*EXERCISE GOAL*. Write out every record again, exactly.

################

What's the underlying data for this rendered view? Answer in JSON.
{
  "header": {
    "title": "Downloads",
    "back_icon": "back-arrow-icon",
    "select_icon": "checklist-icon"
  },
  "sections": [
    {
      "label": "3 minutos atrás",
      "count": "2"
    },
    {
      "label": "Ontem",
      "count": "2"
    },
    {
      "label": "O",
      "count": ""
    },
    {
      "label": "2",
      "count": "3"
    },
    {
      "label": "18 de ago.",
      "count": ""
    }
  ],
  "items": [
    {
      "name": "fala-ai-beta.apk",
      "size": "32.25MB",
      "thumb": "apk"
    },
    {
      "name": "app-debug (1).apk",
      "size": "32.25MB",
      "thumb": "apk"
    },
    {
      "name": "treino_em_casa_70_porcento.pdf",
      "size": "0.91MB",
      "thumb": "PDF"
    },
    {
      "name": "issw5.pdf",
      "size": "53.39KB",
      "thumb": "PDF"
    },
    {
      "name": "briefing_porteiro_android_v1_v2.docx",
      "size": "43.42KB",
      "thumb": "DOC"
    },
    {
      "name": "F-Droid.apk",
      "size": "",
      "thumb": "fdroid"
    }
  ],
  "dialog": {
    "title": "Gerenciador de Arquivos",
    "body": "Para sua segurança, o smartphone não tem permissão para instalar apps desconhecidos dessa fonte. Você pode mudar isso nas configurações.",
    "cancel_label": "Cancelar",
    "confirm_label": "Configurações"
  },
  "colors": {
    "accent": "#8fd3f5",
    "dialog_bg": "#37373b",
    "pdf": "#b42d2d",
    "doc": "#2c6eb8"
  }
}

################

*OUTPUT FOR THIS EXERCISE*.
What's the underlying data for this rendered view? Answer in JSON.
{
  "header": {
    "title": "Downloads",
    "back_icon": "back-arrow-icon",
    "select_icon": "checklist-icon"
  },
  "sections": [
    {
      "label": "3 minutos atrás",
      "count": "2"
    },
    {
      "label": "Ontem",
      "count": "2"
    },
    {
      "label": "O",
      "count": ""
    },
    {
      "label": "2",
      "count": "3"
    },
    {
      "label": "18 de ago.",
      "count": ""
    }
  ],
  "items": [
    {
      "name": "fala-ai-beta.apk",
      "size": "32.25MB",
      "thumb": "apk"
    },
    {
      "name": "app-debug (1).apk",
      "size": "32.25MB",
      "thumb": "apk"
    },
    {
      "name": "treino_em_casa_70_porcento.pdf",
      "size": "0.91MB",
      "thumb": "PDF"
    },
    {
      "name": "issw5.pdf",
      "size": "53.39KB",
      "thumb": "PDF"
    },
    {
      "name": "briefing_porteiro_android_v1_v2.docx",
      "size": "43.42KB",
      "thumb": "DOC"
    },
    {
      "name": "F-Droid.apk",
      "size": "",
      "thumb": "fdroid"
    }
  ],
  "dialog": {
    "title": "Gerenciador de Arquivos",
    "body": "Para sua segurança, o smartphone não tem permissão para instalar apps desconhecidos dessa fonte. Você pode mudar isso nas configurações.",
    "cancel_label": "Cancelar",
    "confirm_label": "Configurações"
  },
  "colors": {
    "accent": "#8fd3f5",
    "dialog_bg": "#37373b",
    "pdf": "#b42d2d",
    "doc": "#2c6eb8"
  }
}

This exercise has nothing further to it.